(Element data from apps and pages)

+ + + +

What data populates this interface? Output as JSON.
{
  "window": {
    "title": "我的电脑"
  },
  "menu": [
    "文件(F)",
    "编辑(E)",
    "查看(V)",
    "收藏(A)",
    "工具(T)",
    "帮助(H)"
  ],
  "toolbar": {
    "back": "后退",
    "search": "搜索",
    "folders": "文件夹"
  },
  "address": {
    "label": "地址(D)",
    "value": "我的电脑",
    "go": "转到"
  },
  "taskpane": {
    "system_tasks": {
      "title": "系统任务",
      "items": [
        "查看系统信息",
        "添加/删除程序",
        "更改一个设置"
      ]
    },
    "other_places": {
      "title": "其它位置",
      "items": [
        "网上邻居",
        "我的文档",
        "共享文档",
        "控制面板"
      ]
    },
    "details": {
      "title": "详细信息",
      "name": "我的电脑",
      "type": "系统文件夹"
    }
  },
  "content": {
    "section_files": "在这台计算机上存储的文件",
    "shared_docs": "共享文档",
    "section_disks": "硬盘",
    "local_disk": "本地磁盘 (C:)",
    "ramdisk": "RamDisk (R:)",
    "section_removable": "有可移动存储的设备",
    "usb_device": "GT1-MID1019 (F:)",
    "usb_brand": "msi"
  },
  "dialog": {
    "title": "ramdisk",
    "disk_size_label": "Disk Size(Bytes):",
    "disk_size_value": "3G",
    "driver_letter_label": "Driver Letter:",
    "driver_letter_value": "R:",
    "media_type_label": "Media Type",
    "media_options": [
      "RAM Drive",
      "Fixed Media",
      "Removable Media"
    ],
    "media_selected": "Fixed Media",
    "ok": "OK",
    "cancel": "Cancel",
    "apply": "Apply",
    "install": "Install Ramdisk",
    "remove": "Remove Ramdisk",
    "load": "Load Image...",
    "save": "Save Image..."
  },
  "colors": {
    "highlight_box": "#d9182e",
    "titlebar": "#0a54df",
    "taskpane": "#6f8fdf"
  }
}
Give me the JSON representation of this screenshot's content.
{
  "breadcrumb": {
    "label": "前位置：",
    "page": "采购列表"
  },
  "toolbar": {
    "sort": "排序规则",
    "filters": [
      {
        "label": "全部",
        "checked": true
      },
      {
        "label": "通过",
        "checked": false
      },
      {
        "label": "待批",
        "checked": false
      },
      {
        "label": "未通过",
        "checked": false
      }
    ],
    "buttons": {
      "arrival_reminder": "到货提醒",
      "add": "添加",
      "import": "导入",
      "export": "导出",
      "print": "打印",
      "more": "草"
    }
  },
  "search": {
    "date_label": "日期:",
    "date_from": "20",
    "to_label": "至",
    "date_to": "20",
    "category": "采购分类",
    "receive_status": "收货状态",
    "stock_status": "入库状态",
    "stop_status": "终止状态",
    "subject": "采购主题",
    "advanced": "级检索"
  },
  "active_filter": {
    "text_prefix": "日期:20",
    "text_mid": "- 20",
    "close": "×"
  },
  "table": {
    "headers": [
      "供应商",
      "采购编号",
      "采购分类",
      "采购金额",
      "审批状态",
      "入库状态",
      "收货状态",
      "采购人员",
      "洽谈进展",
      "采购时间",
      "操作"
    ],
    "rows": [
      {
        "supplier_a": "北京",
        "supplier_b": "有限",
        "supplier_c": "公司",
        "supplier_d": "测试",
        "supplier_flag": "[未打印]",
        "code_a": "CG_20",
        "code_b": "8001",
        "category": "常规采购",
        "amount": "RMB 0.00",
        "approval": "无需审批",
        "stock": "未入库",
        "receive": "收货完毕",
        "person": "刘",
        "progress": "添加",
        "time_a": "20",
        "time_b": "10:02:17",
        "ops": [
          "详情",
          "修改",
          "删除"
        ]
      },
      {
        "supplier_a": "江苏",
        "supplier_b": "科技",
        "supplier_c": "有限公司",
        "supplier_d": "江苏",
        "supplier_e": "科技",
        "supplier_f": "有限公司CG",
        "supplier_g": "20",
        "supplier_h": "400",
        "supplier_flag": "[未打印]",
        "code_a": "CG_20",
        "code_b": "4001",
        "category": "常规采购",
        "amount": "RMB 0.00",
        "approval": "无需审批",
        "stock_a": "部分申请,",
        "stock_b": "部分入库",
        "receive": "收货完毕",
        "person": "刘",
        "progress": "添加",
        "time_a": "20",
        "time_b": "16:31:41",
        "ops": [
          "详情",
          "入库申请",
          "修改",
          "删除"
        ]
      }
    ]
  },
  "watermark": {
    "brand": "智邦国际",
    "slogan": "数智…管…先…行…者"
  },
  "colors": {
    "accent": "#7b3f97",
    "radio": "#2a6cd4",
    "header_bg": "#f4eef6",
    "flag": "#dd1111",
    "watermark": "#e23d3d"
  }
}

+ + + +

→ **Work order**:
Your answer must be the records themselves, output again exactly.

→ **Solution below**:
What data populates this interface? Output as JSON.
{
  "window": {
    "title": "我的电脑"
  },
  "menu": [
    "文件(F)",
    "编辑(E)",
    "查看(V)",
    "收藏(A)",
    "工具(T)",
    "帮助(H)"
  ],
  "toolbar": {
    "back": "后退",
    "search": "搜索",
    "folders": "文件夹"
  },
  "address": {
    "label": "地址(D)",
    "value": "我的电脑",
    "go": "转到"
  },
  "taskpane": {
    "system_tasks": {
      "title": "系统任务",
      "items": [
        "查看系统信息",
        "添加/删除程序",
        "更改一个设置"
      ]
    },
    "other_places": {
      "title": "其它位置",
      "items": [
        "网上邻居",
        "我的文档",
        "共享文档",
        "控制面板"
      ]
    },
    "details": {
      "title": "详细信息",
      "name": "我的电脑",
      "type": "系统文件夹"
    }
  },
  "content": {
    "section_files": "在这台计算机上存储的文件",
    "shared_docs": "共享文档",
    "section_disks": "硬盘",
    "local_disk": "本地磁盘 (C:)",
    "ramdisk": "RamDisk (R:)",
    "section_removable": "有可移动存储的设备",
    "usb_device": "GT1-MID1019 (F:)",
    "usb_brand": "msi"
  },
  "dialog": {
    "title": "ramdisk",
    "disk_size_label": "Disk Size(Bytes):",
    "disk_size_value": "3G",
    "driver_letter_label": "Driver Letter:",
    "driver_letter_value": "R:",
    "media_type_label": "Media Type",
    "media_options": [
      "RAM Drive",
      "Fixed Media",
      "Removable Media"
    ],
    "media_selected": "Fixed Media",
    "ok": "OK",
    "cancel": "Cancel",
    "apply": "Apply",
    "install": "Install Ramdisk",
    "remove": "Remove Ramdisk",
    "load": "Load Image...",
    "save": "Save Image..."
  },
  "colors": {
    "highlight_box": "#d9182e",
    "titlebar": "#0a54df",
    "taskpane": "#6f8fdf"
  }
}
Give me the JSON representation of this screenshot's content.
{
  "breadcrumb": {
    "label": "前位置：",
    "page": "采购列表"
  },
  "toolbar": {
    "sort": "排序规则",
    "filters": [
      {
        "label": "全部",
        "checked": true
      },
      {
        "label": "通过",
        "checked": false
      },
      {
        "label": "待批",
        "checked": false
      },
      {
        "label": "未通过",
        "checked": false
      }
    ],
    "buttons": {
      "arrival_reminder": "到货提醒",
      "add": "添加",
      "import": "导入",
      "export": "导出",
      "print": "打印",
      "more": "草"
    }
  },
  "search": {
    "date_label": "日期:",
    "date_from": "20",
    "to_label": "至",
    "date_to": "20",
    "category": "采购分类",
    "receive_status": "收货状态",
    "stock_status": "入库状态",
    "stop_status": "终止状态",
    "subject": "采购主题",
    "advanced": "级检索"
  },
  "active_filter": {
    "text_prefix": "日期:20",
    "text_mid": "- 20",
    "close": "×"
  },
  "table": {
    "headers": [
      "供应商",
      "采购编号",
      "采购分类",
      "采购金额",
      "审批状态",
      "入库状态",
      "收货状态",
      "采购人员",
      "洽谈进展",
      "采购时间",
      "操作"
    ],
    "rows": [
      {
        "supplier_a": "北京",
        "supplier_b": "有限",
        "supplier_c": "公司",
        "supplier_d": "测试",
        "supplier_flag": "[未打印]",
        "code_a": "CG_20",
        "code_b": "8001",
        "category": "常规采购",
        "amount": "RMB 0.00",
        "approval": "无需审批",
        "stock": "未入库",
        "receive": "收货完毕",
        "person": "刘",
        "progress": "添加",
        "time_a": "20",
        "time_b": "10:02:17",
        "ops": [
          "详情",
          "修改",
          "删除"
        ]
      },
      {
        "supplier_a": "江苏",
        "supplier_b": "科技",
        "supplier_c": "有限公司",
        "supplier_d": "江苏",
        "supplier_e": "科技",
        "supplier_f": "有限公司CG",
        "supplier_g": "20",
        "supplier_h": "400",
        "supplier_flag": "[未打印]",
        "code_a": "CG_20",
        "code_b": "4001",
        "category": "常规采购",
        "amount": "RMB 0.00",
        "approval": "无需审批",
        "stock_a": "部分申请,",
        "stock_b": "部分入库",
        "receive": "收货完毕",
        "person": "刘",
        "progress": "添加",
        "time_a": "20",
        "time_b": "16:31:41",
        "ops": [
          "详情",
          "入库申请",
          "修改",
          "删除"
        ]
      }
    ]
  },
  "watermark": {
    "brand": "智邦国际",
    "slogan": "数智…管…先…行…者"
  },
  "colors": {
    "accent": "#7b3f97",
    "radio": "#2a6cd4",
    "header_bg": "#f4eef6",
    "flag": "#dd1111",
    "watermark": "#e23d3d"
  }
}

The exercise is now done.